DATA EXTRACTS
Segment Open

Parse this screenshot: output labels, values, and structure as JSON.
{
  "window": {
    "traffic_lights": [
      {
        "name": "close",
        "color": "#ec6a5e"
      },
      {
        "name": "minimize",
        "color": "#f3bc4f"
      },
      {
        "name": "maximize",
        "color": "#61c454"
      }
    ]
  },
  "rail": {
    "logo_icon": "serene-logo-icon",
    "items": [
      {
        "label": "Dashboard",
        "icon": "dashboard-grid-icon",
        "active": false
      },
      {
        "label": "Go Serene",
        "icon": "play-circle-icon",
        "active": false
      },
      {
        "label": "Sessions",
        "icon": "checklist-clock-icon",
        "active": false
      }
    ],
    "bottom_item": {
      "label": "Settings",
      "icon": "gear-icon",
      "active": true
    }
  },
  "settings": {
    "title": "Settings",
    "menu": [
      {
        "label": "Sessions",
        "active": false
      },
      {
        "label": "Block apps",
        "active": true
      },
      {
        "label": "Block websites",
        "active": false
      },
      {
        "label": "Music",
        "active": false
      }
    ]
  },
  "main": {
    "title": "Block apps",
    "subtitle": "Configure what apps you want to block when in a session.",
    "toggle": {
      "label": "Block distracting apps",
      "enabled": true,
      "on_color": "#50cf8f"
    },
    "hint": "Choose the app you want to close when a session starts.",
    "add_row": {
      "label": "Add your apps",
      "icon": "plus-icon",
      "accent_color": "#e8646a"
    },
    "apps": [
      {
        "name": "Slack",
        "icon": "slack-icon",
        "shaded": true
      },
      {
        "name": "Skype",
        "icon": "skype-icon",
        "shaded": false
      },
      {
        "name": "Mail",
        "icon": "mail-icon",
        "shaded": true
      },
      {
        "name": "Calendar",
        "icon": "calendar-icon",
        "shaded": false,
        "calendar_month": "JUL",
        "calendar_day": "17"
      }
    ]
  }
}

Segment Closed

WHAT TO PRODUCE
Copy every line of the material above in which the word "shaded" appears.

TASK RESULT
        "shaded": true
        "shaded": false
        "shaded": true
        "shaded": false,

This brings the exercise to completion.